AF: Now that was a real challenge! I had never tried the technique, not even with writing paper. I started by playing with wafer paper just to get the feeling of it and how to use the tools. I didn’t have much experience with wafer paper, so I thought it would be the same as working with regular quilling paper - great mistake! It cracks and tears with tremendous ease. So I figured out it needed a bit more moisture . . . but water is its enemy number one . . .
Then I remembered how my mother put a bit of apple in her ginger cookie tin when the cookies were too hard to eat. So that is what I did. I cut all the wafer paper strips and put them in a sealed container for 24 hours, so they could absorb the humidity from the apple and become less brittle and more pliable. A great trick, as it worked fine! However, a very important tip: the apple must not touch the wafer paper! I learned that by experience!
I used the same quilling tools as for regular paper.
JMU: Thank you for those details - and that apple trick is just brilliant! I'll have to try it, as I was fumbling with some extra-dry wafer paper just a few days ago. It's especially brittle in this super cold weather we're having!
And, last but not least, my usual parting question! Where would you like to see yourself in the cookie world in three years? What are your cookie dreams and aspirations?
AF: Here in Chile, we do not have easy access to AmeriColor or Wilton products, or decorative supplies like sprinkles and dragées for cookies. I would love to import some of the wide variety of products and tools that you have in the US. Maybe that could be a challenge for the future . . . At the moment, I would like to continue working on and expanding my online classes, and enjoying my students. One of the things that brings me great pleasure is seeing how they can start producing and generating income with what I teach them. For me, I think that is where my work has the most value.
JMU: And what great value that is! Thank you for taking the time to share your experiences with me and the members of Cookie Connection. I've particularly enjoyed hearing about your teaching practices. You've given me more than a few ideas for improving my own, which is priceless, so thank you again!
All cookie and photo credits: Alison Friedli
Cookier Close-ups is the place on Cookie Connection where we celebrate the change-makers of the cookie decorating world. Whether forging new enterprises, inventing novel decorating techniques, or consistently charming us with their cookie decorating prowess, each of our featured thought leaders has redefined in his/her distinctive way how we interact, create, or otherwise do business here in cookie space!

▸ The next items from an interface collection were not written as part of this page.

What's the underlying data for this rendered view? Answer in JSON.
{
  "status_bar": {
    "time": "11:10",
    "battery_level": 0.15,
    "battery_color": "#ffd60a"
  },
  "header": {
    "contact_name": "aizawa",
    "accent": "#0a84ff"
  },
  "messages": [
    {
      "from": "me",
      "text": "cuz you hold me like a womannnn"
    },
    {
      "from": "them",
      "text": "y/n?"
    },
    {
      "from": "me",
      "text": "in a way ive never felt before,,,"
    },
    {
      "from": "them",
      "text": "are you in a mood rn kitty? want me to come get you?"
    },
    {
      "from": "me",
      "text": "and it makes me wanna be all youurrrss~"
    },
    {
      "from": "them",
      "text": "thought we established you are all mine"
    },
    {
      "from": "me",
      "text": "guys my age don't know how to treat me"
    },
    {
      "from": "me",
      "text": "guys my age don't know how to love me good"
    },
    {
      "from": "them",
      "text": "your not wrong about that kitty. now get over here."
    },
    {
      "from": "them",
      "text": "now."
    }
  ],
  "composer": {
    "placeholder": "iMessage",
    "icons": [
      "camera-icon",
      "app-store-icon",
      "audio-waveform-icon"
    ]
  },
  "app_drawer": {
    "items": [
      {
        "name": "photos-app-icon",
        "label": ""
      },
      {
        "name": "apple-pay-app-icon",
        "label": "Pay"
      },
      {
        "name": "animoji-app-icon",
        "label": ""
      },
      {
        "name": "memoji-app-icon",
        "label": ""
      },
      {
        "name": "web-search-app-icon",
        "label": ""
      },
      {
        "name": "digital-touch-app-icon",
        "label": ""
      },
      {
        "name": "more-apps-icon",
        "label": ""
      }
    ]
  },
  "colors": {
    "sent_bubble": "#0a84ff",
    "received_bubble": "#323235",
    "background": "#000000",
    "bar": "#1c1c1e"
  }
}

If there are other cookiers you'd really like to get to know, please post requests in this forum. We'll do our best to round them up for an upcoming Cookier Close-up! Thanks!